Bogg soon met up with his brother, who spent the final days of his service in Vietnam introducing him to the operations of the unit. Prior to his brother’s departure, his brother gave him his M-14 rifle to carry in addition to his flak jacket and other equipment.
Their compound was located near Montagnard villages—an indigenous people of the Central Highlands of Vietnam. According to an article by Amy Fabry accessed through the Defense Media Network, “It is estimated that 40,000 Montagnards served with the U.S. military as soldiers, scouts, and interpreters, and roughly 200,000 Montagnard people perished by 1975.”
Bogg said, “They were super good people, in my opinion, and whenever you went into one of their villages it was like stepping back in time.”
As part of the duties he assumed for his brother when he left Vietnam, Bogg began transporting the Montagnards back to their villages in the evenings after they had spent all day working in various capacities on the Army compound.

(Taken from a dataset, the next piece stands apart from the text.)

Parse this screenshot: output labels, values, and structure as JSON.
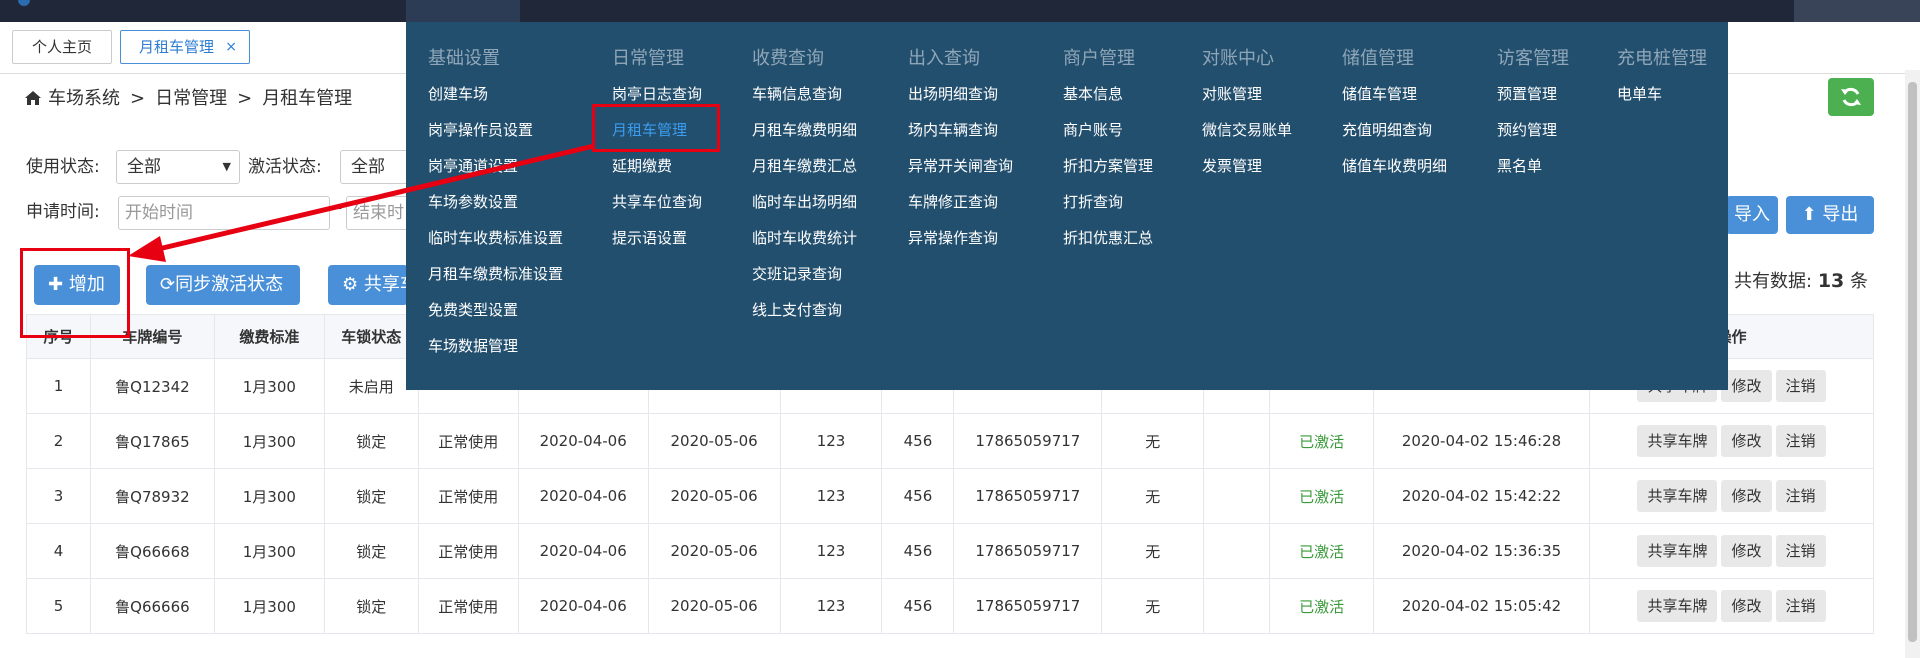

Additionally, Bogg explained, he performed duties that included repairing and maintaining the company’s vehicles and was afforded the opportunity to engage in activities ranging from cutting pylons for bridges to learning how to weld.
“We were out in the middle of the jungle and the Vietcong could have overrun our compound anytime they wanted because we were down to around 80 soldiers, but fortunately that never happened,” he said. “It was a pretty laid back bunch in our company but we did our jobs and did them well,” he affirmed.

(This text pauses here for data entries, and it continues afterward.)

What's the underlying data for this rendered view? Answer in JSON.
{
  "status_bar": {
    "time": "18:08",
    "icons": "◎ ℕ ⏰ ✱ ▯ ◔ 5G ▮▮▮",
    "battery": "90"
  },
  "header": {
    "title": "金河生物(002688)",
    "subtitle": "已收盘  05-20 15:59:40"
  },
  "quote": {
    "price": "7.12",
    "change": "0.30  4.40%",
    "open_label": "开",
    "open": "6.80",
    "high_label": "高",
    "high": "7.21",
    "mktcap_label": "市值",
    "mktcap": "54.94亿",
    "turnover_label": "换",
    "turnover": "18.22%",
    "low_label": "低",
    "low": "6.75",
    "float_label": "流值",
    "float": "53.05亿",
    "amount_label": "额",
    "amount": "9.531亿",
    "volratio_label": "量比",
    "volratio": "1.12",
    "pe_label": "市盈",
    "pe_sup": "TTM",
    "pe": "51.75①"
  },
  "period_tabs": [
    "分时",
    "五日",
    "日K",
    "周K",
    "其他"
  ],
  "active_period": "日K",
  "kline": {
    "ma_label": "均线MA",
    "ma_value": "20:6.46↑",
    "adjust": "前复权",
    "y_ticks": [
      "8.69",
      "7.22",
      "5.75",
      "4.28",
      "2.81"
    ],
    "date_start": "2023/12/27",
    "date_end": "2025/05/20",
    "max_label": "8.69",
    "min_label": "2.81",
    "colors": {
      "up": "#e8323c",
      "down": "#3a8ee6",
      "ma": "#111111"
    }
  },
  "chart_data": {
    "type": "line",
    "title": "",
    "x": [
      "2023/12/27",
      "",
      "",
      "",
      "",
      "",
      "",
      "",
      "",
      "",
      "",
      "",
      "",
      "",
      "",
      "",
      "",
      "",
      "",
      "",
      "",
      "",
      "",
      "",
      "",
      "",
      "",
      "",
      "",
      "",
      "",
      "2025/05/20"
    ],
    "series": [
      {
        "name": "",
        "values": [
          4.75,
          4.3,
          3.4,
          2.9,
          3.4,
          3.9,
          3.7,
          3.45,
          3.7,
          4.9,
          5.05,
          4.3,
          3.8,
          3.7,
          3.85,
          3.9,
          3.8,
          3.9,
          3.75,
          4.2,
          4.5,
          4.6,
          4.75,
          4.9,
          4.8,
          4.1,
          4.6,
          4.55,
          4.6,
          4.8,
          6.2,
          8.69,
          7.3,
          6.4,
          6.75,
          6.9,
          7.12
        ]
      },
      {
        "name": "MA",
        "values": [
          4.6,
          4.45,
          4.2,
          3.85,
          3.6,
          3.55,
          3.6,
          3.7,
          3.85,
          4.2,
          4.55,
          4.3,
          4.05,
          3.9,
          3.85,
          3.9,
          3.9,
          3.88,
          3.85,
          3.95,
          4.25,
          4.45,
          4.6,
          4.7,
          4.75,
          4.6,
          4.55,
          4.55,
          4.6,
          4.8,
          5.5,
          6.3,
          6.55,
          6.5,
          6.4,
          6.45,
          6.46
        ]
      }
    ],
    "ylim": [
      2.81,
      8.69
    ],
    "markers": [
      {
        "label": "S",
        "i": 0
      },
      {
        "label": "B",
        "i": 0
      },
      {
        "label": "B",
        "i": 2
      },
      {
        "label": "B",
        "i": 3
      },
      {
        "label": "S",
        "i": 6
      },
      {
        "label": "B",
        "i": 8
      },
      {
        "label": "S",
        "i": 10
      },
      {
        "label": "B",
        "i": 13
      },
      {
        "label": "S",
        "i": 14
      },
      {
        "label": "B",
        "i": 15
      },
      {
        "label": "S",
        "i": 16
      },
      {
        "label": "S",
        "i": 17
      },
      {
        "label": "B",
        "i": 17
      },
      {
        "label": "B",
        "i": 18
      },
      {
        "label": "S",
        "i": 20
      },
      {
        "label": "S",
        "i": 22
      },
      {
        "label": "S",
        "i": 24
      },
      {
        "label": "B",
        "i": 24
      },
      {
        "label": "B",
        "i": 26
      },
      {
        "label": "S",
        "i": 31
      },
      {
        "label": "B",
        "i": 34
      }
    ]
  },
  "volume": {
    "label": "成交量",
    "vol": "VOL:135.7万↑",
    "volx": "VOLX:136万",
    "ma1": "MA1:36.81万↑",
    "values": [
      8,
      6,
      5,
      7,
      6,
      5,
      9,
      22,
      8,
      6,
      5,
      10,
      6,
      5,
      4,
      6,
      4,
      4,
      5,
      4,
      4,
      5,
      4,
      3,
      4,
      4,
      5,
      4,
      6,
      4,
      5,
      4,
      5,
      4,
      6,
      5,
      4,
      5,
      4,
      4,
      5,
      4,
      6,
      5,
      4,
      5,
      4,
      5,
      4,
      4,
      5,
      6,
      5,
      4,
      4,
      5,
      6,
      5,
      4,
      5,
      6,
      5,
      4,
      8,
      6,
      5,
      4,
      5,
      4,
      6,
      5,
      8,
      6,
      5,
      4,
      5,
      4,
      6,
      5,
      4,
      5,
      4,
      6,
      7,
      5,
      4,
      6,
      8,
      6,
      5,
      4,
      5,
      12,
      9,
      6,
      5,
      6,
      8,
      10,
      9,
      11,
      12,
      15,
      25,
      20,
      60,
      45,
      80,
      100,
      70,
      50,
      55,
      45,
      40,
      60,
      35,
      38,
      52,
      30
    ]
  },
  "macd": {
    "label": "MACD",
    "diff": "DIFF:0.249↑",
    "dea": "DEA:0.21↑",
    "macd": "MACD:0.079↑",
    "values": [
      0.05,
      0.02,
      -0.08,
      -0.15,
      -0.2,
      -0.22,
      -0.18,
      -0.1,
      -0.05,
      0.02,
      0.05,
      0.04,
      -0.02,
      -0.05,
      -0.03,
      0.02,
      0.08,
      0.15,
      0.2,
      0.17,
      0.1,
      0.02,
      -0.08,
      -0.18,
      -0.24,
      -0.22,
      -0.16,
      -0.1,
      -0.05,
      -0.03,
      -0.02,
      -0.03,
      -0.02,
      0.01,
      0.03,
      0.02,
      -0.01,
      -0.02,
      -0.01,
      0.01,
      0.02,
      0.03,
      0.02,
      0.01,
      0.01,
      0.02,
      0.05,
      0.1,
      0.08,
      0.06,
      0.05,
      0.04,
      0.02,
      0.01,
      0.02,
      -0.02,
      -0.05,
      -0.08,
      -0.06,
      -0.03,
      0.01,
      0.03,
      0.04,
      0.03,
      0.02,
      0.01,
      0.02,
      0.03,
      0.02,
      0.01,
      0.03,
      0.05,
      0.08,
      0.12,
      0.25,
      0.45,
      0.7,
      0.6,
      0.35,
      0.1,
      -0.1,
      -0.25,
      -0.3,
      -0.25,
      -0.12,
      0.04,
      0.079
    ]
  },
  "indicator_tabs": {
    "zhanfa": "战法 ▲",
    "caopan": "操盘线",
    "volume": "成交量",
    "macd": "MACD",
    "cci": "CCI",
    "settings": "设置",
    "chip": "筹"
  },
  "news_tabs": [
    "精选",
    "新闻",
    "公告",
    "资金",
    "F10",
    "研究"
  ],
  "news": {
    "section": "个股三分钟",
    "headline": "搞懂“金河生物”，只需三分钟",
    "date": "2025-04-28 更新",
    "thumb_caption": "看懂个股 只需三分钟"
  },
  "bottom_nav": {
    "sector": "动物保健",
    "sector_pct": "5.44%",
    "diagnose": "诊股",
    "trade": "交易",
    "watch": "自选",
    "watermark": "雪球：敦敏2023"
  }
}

After nearly 11 months near Ban Me Thuot, Bogg and the soldiers of Company D closed the compound, loaded their equipment on trucks and began a convoy to join the remainder of the 864th Engineer Battalion on an outpost called “Whiskey Mountain”—a “large hill surrounded by rice paddies and jungle”—near Phan Thiet. It was at this new location, Bogg said, that the enemy “really bothered us.”
During the convoy to their new duty location, the veteran explained, his company encountered enemy resistance that would essentially define the remainder of his stay in Vietnam.

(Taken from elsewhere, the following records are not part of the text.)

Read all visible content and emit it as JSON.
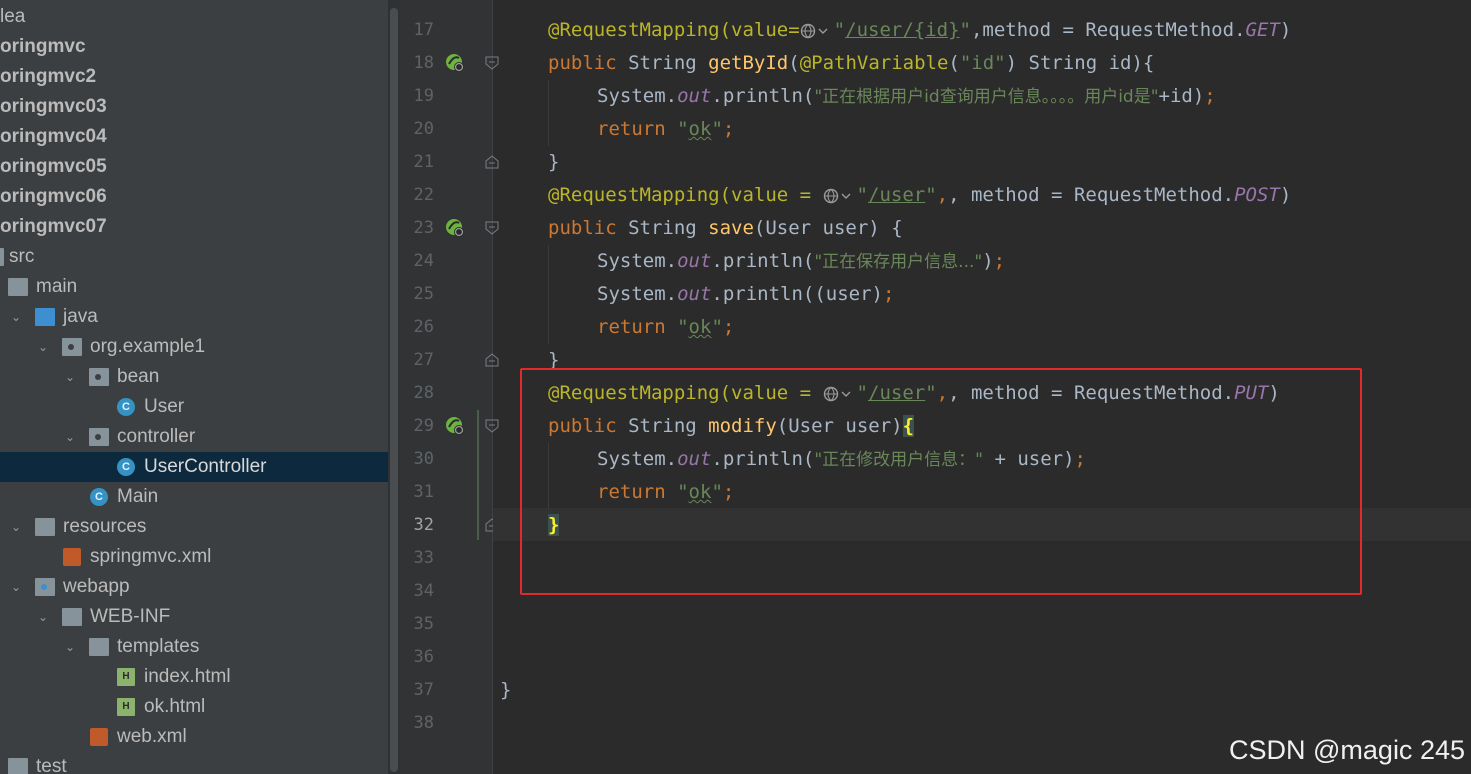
{
  "project_tree": {
    "items": [
      {
        "label": "lea",
        "bold": false
      },
      {
        "label": "oringmvc",
        "bold": true
      },
      {
        "label": "oringmvc2",
        "bold": true
      },
      {
        "label": "oringmvc03",
        "bold": true
      },
      {
        "label": "oringmvc04",
        "bold": true
      },
      {
        "label": "oringmvc05",
        "bold": true
      },
      {
        "label": "oringmvc06",
        "bold": true
      },
      {
        "label": "oringmvc07",
        "bold": true
      },
      {
        "label": "src"
      },
      {
        "label": "main"
      },
      {
        "label": "java"
      },
      {
        "label": "org.example1"
      },
      {
        "label": "bean"
      },
      {
        "label": "User"
      },
      {
        "label": "controller"
      },
      {
        "label": "UserController",
        "selected": true
      },
      {
        "label": "Main"
      },
      {
        "label": "resources"
      },
      {
        "label": "springmvc.xml"
      },
      {
        "label": "webapp"
      },
      {
        "label": "WEB-INF"
      },
      {
        "label": "templates"
      },
      {
        "label": "index.html"
      },
      {
        "label": "ok.html"
      },
      {
        "label": "web.xml"
      },
      {
        "label": "test"
      }
    ]
  },
  "editor": {
    "current_line": "32",
    "line_numbers": [
      "17",
      "18",
      "19",
      "20",
      "21",
      "22",
      "23",
      "24",
      "25",
      "26",
      "27",
      "28",
      "29",
      "30",
      "31",
      "32",
      "33",
      "34",
      "35",
      "36",
      "37",
      "38"
    ],
    "code": {
      "l17_prefix": "@RequestMapping(value=",
      "l17_path": "/user/{id}",
      "l17_rest": ",method = RequestMethod.",
      "l17_method": "GET",
      "l18_kw": "public",
      "l18_type": " String ",
      "l18_fn": "getById",
      "l18_ann": "@PathVariable",
      "l18_arg": "\"id\"",
      "l18_rest": " String id){",
      "l19_sys": "System.",
      "l19_out": "out",
      "l19_call": ".println(",
      "l19_str": "\"正在根据用户id查询用户信息。。。。用户id是\"",
      "l19_rest": "+id)",
      "return_kw": "return",
      "ok_q1": "\"",
      "ok_word": "ok",
      "ok_q2": "\"",
      "semicolon": ";",
      "close_brace": "}",
      "l22_prefix": "@RequestMapping(value = ",
      "l22_path": "/user",
      "l22_rest": ", method = RequestMethod.",
      "l22_method": "POST",
      "l23_fn": "save",
      "l23_rest": "(User user) {",
      "l24_str": "\"正在保存用户信息...\"",
      "l25_rest": "(user)",
      "l28_method": "PUT",
      "l29_fn": "modify",
      "l29_rest": "(User user)",
      "l29_brace": "{",
      "l30_str": "\"正在修改用户信息：\"",
      "l30_rest": " + user)",
      "l37_brace": "}",
      "quote": "\"",
      "paren_close": ")",
      "type_string": " String "
    }
  },
  "watermark": "CSDN @magic 245",
  "colors": {
    "highlight_box": "#e02b2b",
    "selection": "#0d293e",
    "annotation": "#bbb529",
    "keyword": "#cc7832",
    "string": "#6a8759",
    "function": "#ffc66d"
  }
}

“On the convoy, I rode on a truck with a friend of mine, David Marine,” said Bogg. “I took a picture of (David) with my camera and he asked me to take some more. I told him there would be plenty of time for that later.” With faint hesitance, he added, “We were ambushed shortly after that and David was shot … he died in my arms.”
On another occasion, Bogg was with a group of soldiers on a 5-ton truck traveling in a convoy down a road on Whiskey Mountain when they were hit between the rear wheels with a rocket-propelled grenade. As the veteran recalled, the truck’s driver was able to “hang onto the steering wheel all the way to the bottom of the hill,” making it to a safe location where the vehicle could be repaired.
“That explosion is the reason I wear a hearing aid today,” Bogg noted.
His tour of duty in Vietnam ended in September 1970, at which time he returned to Mid-Missouri. In the years after the war, he married, raised children and enjoyed a lengthy career as the owner of Bogg Steel and Stove. Though now retired, he is a life member of the Veterans of Foreign Wars and serves as senior vice-commander of the local Disabled American Veterans post.
When asked about the most profound moments of the time he spent in the Army during the Vietnam War, Bogg affirmed that his thoughts frequently center on David Marine, and his efforts to provide a sense of closure for the young soldier’s family.
“Several years ago, I was able to track down David Marine’s mother in Tennessee,” Bogg explained. “When I talked to her on the phone, she said that she was in bad health but I remember her asking if her son had suffered when he was killed. I told her ‘no,’ that he had went fast. I then sent her the last picture I took of him but never heard from her again.”
He gently added, “This is the kind of thing that happened to us (in Vietnam) and it just stays with you.”